Top of Data provided

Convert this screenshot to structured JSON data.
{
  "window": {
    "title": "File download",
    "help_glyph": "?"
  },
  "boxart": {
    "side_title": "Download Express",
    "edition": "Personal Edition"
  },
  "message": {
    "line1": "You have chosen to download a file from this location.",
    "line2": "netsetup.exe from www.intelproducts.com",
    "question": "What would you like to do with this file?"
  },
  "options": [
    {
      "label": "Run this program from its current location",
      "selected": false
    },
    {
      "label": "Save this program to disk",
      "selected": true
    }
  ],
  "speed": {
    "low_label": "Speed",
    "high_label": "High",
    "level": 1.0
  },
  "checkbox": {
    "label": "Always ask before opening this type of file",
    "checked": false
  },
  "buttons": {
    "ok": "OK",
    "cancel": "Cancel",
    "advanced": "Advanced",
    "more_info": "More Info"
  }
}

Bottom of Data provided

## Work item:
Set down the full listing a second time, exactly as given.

## Result for this exercise:
Convert this screenshot to structured JSON data.
{
  "window": {
    "title": "File download",
    "help_glyph": "?"
  },
  "boxart": {
    "side_title": "Download Express",
    "edition": "Personal Edition"
  },
  "message": {
    "line1": "You have chosen to download a file from this location.",
    "line2": "netsetup.exe from www.intelproducts.com",
    "question": "What would you like to do with this file?"
  },
  "options": [
    {
      "label": "Run this program from its current location",
      "selected": false
    },
    {
      "label": "Save this program to disk",
      "selected": true
    }
  ],
  "speed": {
    "low_label": "Speed",
    "high_label": "High",
    "level": 1.0
  },
  "checkbox": {
    "label": "Always ask before opening this type of file",
    "checked": false
  },
  "buttons": {
    "ok": "OK",
    "cancel": "Cancel",
    "advanced": "Advanced",
    "more_info": "More Info"
  }
}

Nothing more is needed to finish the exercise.